a1 Department of Child and Adolescent Psychiatry, Institute of Psychiatry, University of London
a2 Department of Psychology, Institute of Psychiatry, University of London

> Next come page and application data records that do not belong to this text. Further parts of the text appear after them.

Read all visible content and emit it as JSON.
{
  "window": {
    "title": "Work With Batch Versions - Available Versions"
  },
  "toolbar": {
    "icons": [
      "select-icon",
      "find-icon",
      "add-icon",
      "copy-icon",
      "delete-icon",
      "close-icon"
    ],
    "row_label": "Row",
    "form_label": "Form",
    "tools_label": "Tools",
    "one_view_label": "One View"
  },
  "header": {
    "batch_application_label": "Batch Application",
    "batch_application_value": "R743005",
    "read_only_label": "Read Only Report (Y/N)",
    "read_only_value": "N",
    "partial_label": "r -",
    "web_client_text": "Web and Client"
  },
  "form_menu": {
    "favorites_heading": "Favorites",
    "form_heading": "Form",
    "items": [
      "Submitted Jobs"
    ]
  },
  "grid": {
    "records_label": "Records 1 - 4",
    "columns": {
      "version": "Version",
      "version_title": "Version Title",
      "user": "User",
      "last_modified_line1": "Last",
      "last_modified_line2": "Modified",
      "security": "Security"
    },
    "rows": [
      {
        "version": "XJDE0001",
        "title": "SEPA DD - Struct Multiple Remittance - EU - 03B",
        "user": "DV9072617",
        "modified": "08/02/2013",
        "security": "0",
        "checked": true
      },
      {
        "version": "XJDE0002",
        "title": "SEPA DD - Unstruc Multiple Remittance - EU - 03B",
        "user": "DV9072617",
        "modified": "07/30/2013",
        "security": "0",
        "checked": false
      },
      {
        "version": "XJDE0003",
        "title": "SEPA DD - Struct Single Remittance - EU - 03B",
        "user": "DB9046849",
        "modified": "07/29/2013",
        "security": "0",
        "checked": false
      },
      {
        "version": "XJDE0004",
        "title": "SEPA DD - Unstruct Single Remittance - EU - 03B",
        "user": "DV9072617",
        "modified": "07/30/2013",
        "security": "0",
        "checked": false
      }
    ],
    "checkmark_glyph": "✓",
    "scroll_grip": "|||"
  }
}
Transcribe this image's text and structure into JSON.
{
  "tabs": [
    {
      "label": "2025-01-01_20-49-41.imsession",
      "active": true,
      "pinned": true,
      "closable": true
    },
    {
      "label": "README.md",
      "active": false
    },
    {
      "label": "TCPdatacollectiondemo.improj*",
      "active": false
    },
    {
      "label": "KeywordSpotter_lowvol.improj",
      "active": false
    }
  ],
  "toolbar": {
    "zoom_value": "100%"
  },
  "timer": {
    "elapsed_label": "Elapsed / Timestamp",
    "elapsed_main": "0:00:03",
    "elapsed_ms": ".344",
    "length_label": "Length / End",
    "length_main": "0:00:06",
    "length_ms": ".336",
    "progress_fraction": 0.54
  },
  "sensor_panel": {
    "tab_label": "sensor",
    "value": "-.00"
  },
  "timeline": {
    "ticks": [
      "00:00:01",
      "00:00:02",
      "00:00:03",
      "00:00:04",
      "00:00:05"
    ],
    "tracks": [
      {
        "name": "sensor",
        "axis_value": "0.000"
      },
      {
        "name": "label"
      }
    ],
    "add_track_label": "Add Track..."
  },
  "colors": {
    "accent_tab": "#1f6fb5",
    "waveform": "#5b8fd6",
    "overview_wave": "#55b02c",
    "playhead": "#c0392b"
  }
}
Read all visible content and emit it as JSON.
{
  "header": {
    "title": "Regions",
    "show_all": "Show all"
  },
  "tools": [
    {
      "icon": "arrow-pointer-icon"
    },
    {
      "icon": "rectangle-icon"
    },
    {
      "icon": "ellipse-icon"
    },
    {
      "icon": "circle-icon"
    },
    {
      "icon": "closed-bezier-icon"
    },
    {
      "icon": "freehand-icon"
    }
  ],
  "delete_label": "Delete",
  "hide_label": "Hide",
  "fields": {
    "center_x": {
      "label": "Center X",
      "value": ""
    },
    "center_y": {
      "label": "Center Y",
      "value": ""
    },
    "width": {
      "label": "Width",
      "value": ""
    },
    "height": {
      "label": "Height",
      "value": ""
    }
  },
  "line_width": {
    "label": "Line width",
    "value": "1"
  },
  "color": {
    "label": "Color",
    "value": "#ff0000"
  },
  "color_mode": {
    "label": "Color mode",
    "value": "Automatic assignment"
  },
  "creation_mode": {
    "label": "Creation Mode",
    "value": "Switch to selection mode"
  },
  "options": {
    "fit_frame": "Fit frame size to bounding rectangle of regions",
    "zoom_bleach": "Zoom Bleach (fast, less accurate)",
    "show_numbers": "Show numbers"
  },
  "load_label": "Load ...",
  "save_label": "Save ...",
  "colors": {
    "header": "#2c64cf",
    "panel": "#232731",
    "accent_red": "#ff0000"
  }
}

One reason for looking at a person's eyes may be to diagnose their goal, because a person's eye direction reliably specifies what they are likely to act upon next. We report an experiment that investigates whether or not young normal infants use eye contact for this function. We placed them in situations in which the adult's action toward them was either ambiguous or unambiguous in its goal. Results showed that the majority of normal infants and young children with mental handicap made instant eye contact immediately following the ambiguous action but rarely after the unambiguous action. Young children with autism, in contrast, made eye contact equally (little) in both conditions. These results are discussed in relation to the function of eye contact, to our understanding of infant cognition, and to the theory of mind hypothesis of autism.